The new owners immediately saw the potential for outdoor activities and marketing the Head as the most northerly point of the UK mainland. The owners set about raising the profile of Dunnet Head, dubbed “Caithness in Miniature” by Wild Scotland, by forming the Dunnet Head Educational Trust in 2003. An information centre was set up on the site of the tearooms and ran successfully for a few years, providing information for walkers and other visitors to the area. However, it was not profitable and was only viable at all due to the owners providing the property free of charge. It was closed in 2008 and has recently been regenerated by franchising it out.
The LetsGoNorth branding was formulated by John Thurso in 1998 and passed to Brough Bay Ltd. in 2010. The brand currently covers four elements – the campsite, B&B and tearooms at Dunnet Head, equestrian tourism development, walking development, in particular currently focussing on the North Highland Way, and the Dunnet Head Educational Trust. We have recently started developing cycling as well as it fits so well with the North Highland Way project. By joint working with Orkney Tourism Group, London South Bank University and other organisations, the company and the Trust have both gone from strength to strength.

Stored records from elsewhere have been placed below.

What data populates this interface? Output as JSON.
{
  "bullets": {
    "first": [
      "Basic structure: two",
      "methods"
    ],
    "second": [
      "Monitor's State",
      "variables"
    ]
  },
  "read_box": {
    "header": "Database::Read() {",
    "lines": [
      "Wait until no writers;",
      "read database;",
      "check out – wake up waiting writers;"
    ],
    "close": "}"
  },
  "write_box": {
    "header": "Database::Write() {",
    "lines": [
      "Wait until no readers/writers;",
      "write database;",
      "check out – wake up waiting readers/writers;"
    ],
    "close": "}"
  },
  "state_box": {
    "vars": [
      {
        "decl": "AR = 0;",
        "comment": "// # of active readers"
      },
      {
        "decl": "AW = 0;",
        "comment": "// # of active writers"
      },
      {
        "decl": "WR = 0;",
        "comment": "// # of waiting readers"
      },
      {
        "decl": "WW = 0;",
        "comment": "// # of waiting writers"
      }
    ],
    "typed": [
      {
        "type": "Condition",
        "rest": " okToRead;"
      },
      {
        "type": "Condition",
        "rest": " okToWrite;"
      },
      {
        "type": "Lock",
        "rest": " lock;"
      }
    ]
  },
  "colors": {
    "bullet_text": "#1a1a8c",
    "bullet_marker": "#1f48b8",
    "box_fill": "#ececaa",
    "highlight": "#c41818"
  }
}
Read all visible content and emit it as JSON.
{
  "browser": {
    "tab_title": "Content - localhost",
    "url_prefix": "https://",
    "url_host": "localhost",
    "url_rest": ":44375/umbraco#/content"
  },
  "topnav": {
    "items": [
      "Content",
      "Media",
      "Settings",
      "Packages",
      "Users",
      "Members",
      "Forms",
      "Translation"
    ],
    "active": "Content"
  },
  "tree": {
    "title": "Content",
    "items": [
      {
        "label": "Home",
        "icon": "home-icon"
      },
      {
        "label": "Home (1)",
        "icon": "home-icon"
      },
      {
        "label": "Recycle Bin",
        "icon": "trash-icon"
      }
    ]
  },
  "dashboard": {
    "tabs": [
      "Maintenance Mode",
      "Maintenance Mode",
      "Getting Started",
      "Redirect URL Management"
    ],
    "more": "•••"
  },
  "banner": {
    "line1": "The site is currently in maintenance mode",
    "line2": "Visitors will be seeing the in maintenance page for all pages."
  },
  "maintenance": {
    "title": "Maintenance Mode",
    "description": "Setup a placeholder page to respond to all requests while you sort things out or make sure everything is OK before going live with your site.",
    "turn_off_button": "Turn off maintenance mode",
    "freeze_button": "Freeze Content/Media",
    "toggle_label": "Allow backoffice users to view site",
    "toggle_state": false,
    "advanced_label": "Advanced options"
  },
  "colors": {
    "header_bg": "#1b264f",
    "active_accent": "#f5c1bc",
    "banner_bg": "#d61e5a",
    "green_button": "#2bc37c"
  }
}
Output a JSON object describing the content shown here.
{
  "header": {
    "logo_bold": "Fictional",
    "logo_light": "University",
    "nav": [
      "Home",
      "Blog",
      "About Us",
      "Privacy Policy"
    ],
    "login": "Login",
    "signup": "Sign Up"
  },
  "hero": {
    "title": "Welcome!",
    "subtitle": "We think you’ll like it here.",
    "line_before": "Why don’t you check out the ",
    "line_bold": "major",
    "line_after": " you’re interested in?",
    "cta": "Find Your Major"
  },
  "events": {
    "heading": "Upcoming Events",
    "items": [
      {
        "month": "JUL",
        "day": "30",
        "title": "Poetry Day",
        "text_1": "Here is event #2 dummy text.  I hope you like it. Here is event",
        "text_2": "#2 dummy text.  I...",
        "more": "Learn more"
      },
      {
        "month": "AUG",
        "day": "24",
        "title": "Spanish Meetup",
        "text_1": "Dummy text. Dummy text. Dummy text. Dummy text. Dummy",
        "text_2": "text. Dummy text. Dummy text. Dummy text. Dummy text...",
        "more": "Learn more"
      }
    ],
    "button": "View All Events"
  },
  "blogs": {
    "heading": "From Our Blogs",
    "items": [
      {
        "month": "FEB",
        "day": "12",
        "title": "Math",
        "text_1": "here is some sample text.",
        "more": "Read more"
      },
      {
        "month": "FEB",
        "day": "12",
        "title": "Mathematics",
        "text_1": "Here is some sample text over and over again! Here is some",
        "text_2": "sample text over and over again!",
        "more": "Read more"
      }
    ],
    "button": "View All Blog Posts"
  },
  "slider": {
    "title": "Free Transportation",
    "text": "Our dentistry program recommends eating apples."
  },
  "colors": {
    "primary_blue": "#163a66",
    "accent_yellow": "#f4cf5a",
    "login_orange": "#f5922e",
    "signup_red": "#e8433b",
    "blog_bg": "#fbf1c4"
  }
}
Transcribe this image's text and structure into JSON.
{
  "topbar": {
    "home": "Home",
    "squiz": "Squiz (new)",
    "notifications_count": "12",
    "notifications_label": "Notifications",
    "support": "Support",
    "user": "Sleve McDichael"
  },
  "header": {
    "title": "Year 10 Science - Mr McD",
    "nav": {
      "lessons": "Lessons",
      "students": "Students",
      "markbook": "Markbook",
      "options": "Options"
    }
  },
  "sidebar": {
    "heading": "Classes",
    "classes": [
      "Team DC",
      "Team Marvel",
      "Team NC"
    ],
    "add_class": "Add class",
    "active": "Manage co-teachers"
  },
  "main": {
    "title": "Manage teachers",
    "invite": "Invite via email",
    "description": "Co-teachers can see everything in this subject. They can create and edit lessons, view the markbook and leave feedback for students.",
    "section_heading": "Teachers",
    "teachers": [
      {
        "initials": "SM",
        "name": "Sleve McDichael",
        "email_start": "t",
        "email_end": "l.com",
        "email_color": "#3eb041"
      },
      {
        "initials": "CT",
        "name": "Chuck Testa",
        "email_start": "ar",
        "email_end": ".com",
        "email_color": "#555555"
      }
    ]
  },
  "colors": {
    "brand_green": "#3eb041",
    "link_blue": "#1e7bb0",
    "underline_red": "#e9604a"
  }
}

The Trust has founded and run many projects, including the Caithness and Sutherland Walking festival which was launched in 2004 and still continues under the auspices of Wick Paths. As the voluntary sector arm of Brough Bay Ltd. t/a LetsGoNorth, the Trust continues to operate and has recently become the administration service for the Friends of the North Highland Way. The Way started as a commercial project in July 2013 with eight businesses and there are now thirty three participating businesses. It is hoped in the long term to get the Way adopted as a national trail.
On the B&B side, the number of visitors has increased year on year and the owners strive to provide an excellent service and get good feedback from visitors from all over the world. The Trust also holds visitor figures for people visiting Dunnet Head and is working with the local authority to provide toilet facilities for the landmark.
The owners like to think that they have been instrumental in raising the profile of the Head. There are now a number of other accommodation providers in the village of Brough